health content in medical-surgical nursing courses was identified by 0.8 percent–6.8 percent (mean) of the respondents and in occupational health nursing courses by 0.6 percent–1.4 percent (mean) of the respondents. The unavailability of a description of the presence and location of the environmental health content by those who did not respond to the survey raises a concern. If the lack of a response (47 percent) reflects an absence of environmental health content, then the environmental health content currently offered in nursing curricula nationwide may be seriously overestimated.

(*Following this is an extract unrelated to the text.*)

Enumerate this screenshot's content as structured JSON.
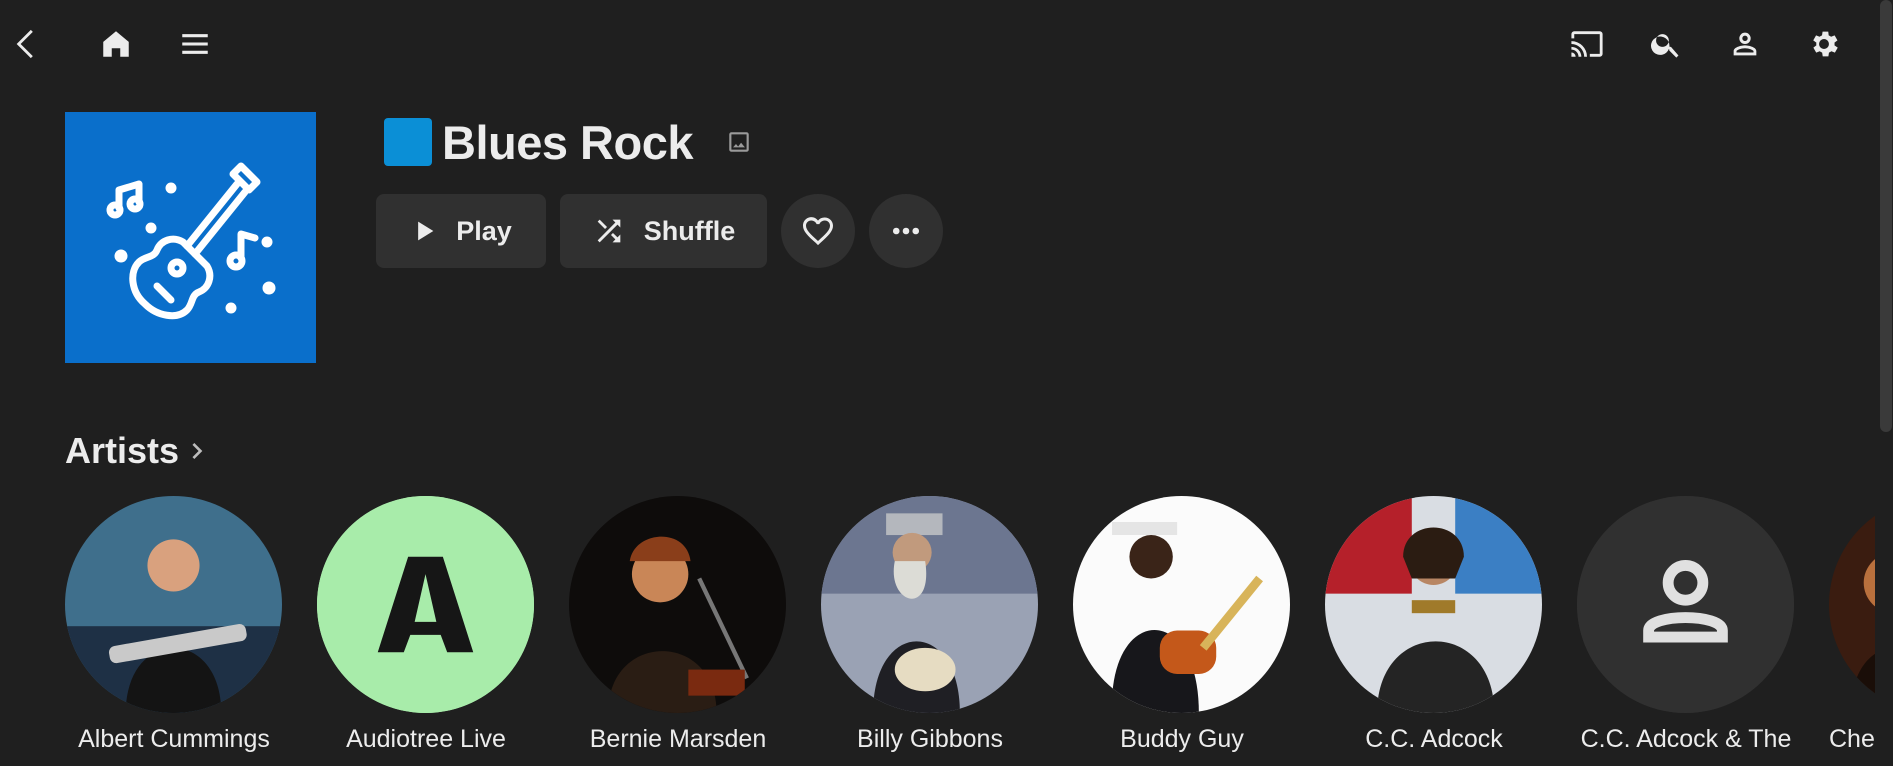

Neufer (1994) points to the incongruity that community health nurses have not been leaders in the field of environmental health, despite their early reliance on Florence Nightingale's emphasis on environment. One indicator of nursing education's emphasis (or lack of it) on environmental health is the content included in current textbooks. In her review of current texts in community health, Neufer identified no text as having all of the factors necessary to address the concepts of environmental health in nursing. She concluded that ''although health professionals are becoming more aware of the public health hazards of pollution, community health nurses have not applied their skills in assessing and diagnosing related community health problems." Furthermore, because no text includes all of Neufer's factors, the conclusion follows that these environmental health content areas are not being taught in basic community health courses. Neufer emphasizes that, "the profession must grasp the challenges necessary to promote environmental health" (Neufer, 1994, p. 161).
The importance of environmental health in graduate nursing programs was described in a national sample of 967 leaders in community health nursing service and education, with 588 (61 percent) responding (Selby et al., 1990). Environmental health sciences was a clearly designated target content area for master's-level community health nursing education in the official documents of ANA (1980, 1986), and the Council on Education for Public Health (CEPH, 1986). Environmental health was rank ordered 18 – 26 of the 43 content areas considered to be core parts of the master's-level community health nursing curriculum by both service and education respondents.
A 1994 University of Minnesota study based on a review of 23 catalogs of schools of nursing with graduate programs in public health or community health nursing found that 17 percent (N = 4) required a course in environmental health (Ostwalt and Josten, 1994). In contrast, schools of public health that are accredited by CEPH must provide courses in five content areas, of which environmental health sciences is a requisite area (CEPH, 1986, p. 14). In a recent survey of 187 U.S. nurse practitioner programs, valid responses (90 questionnaires; 48 percent) revealed that